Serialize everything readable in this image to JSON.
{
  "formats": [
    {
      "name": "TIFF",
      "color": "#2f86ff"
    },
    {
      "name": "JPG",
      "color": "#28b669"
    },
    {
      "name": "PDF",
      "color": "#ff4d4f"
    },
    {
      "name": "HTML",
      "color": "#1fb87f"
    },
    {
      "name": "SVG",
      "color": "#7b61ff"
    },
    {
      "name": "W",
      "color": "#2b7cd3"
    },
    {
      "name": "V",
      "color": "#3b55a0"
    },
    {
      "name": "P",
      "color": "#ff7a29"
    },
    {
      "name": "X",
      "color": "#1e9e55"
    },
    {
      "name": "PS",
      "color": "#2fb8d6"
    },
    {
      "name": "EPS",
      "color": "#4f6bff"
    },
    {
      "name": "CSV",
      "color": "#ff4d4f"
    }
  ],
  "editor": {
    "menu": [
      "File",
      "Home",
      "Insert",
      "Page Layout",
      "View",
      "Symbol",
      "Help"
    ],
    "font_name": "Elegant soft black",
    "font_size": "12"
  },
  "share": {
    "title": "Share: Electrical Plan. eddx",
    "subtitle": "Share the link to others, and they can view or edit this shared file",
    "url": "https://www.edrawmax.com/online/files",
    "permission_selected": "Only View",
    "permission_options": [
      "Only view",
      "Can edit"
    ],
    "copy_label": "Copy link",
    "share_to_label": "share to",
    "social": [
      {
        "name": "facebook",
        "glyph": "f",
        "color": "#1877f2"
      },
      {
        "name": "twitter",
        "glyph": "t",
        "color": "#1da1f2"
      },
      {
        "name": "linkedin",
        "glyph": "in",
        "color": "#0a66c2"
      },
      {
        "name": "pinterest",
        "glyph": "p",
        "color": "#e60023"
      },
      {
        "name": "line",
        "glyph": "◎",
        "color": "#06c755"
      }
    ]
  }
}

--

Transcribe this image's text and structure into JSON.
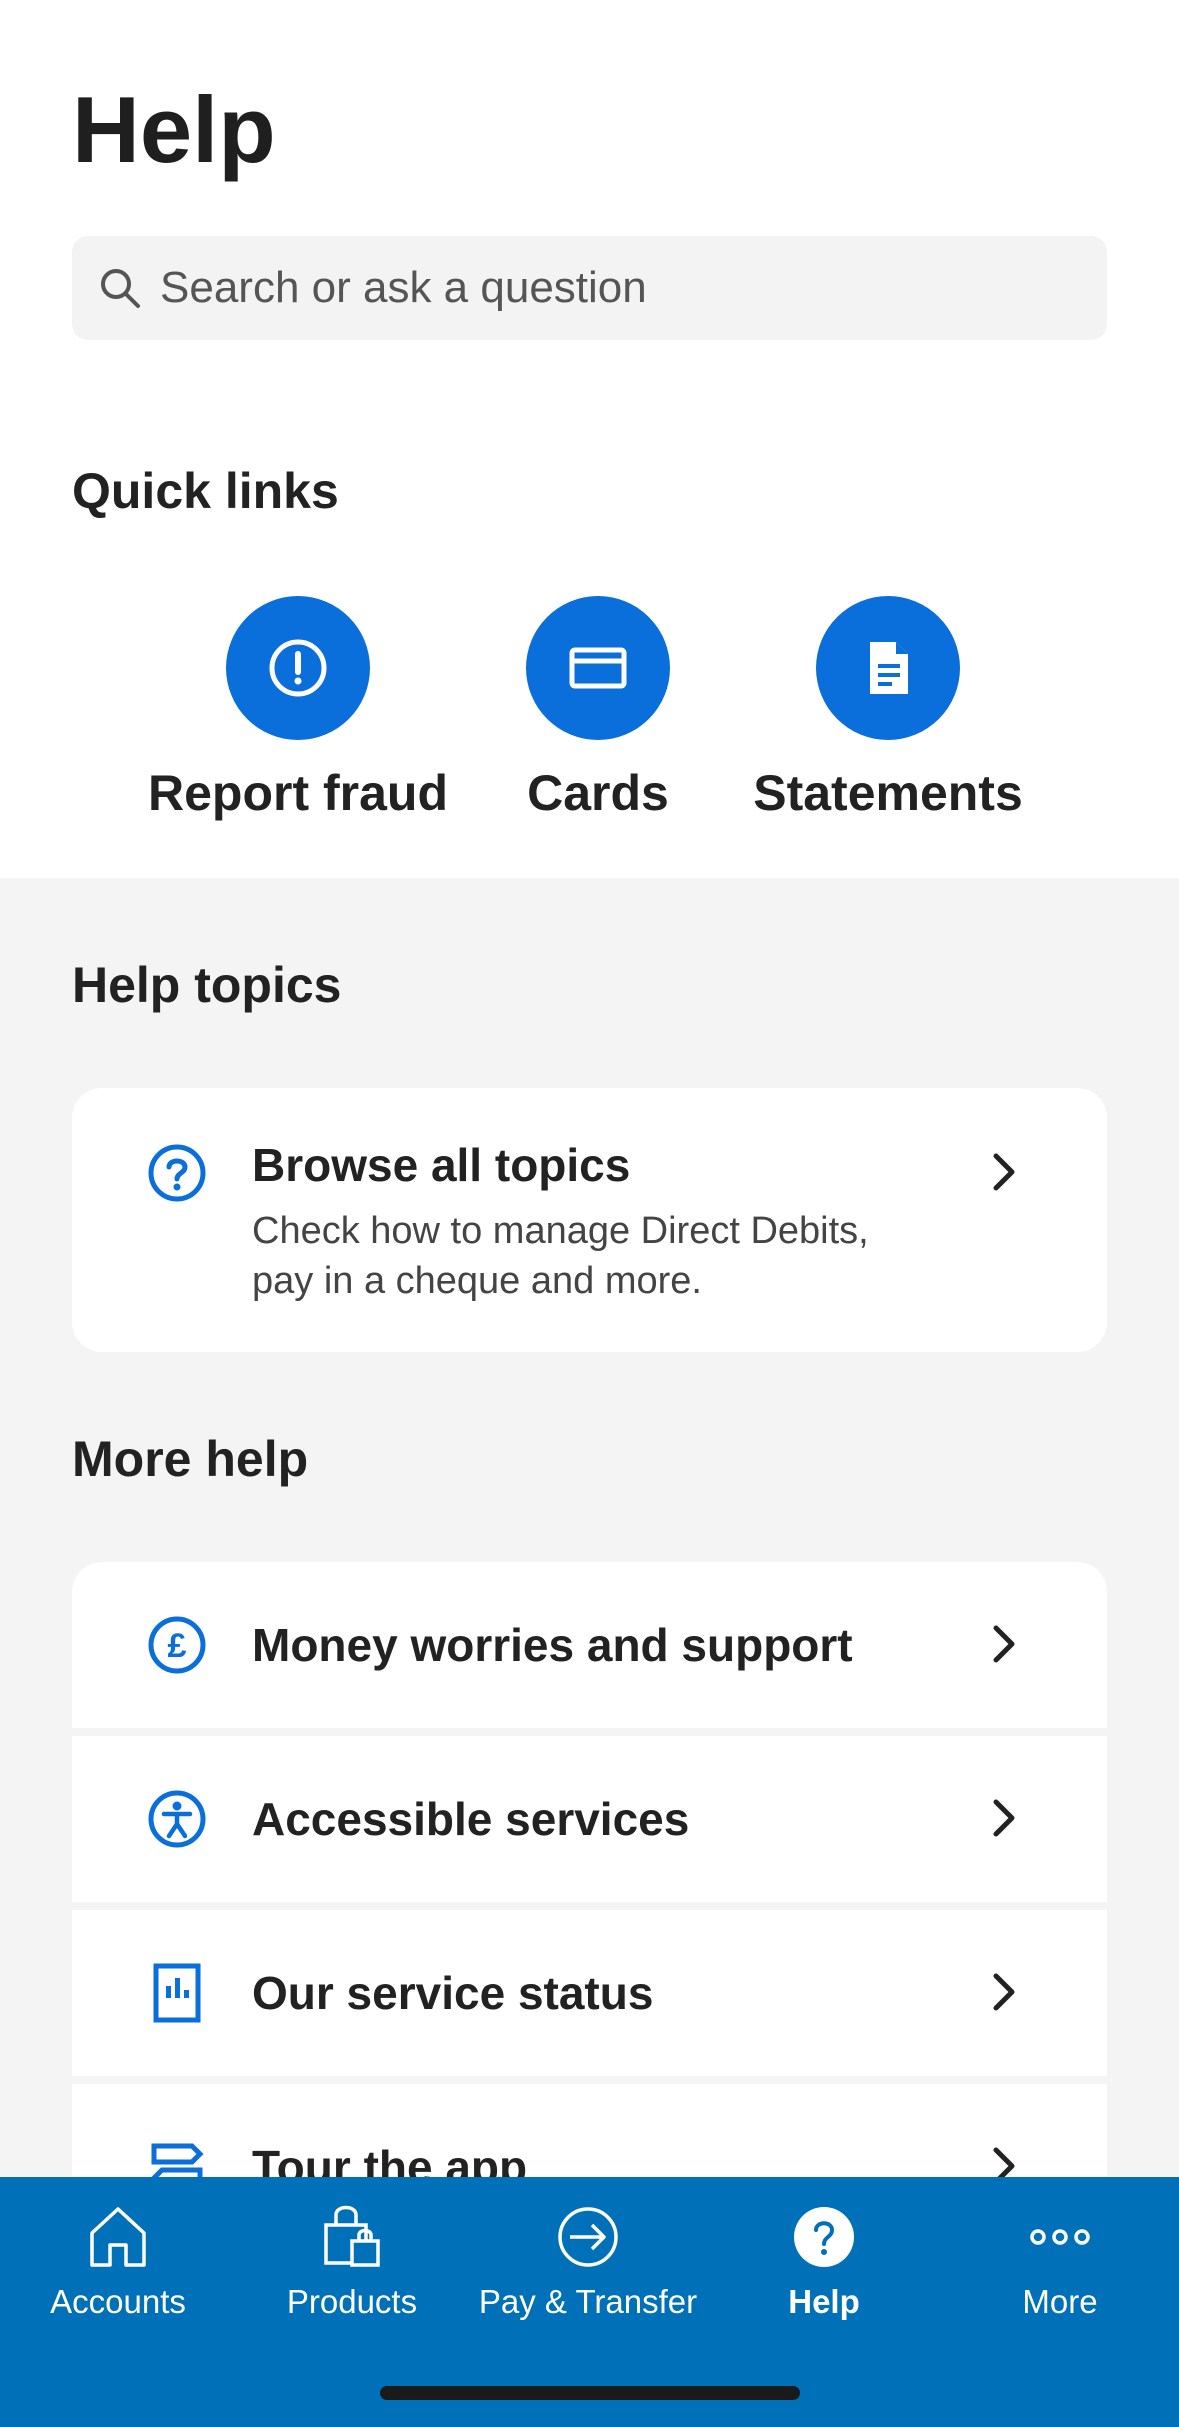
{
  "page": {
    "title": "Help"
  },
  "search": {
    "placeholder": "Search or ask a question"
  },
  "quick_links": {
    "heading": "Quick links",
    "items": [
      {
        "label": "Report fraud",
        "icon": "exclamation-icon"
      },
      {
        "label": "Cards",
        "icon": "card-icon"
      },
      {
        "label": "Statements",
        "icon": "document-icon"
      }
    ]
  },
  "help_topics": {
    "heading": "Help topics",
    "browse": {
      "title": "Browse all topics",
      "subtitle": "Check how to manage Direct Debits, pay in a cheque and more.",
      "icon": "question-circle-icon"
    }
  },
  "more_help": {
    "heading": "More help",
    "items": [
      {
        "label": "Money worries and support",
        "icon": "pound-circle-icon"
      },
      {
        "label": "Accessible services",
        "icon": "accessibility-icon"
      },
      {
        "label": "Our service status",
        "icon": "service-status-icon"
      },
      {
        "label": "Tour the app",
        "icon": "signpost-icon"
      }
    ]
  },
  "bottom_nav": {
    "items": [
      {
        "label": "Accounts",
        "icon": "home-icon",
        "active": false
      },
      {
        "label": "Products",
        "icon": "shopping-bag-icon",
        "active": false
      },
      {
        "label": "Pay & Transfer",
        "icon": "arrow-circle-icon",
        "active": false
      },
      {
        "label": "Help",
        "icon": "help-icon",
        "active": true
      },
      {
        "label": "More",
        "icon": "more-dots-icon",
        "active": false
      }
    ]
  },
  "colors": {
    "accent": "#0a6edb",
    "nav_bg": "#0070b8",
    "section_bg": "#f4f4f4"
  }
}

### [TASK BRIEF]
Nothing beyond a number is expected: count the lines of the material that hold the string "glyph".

### [ANSWER FOR THE TASK]
5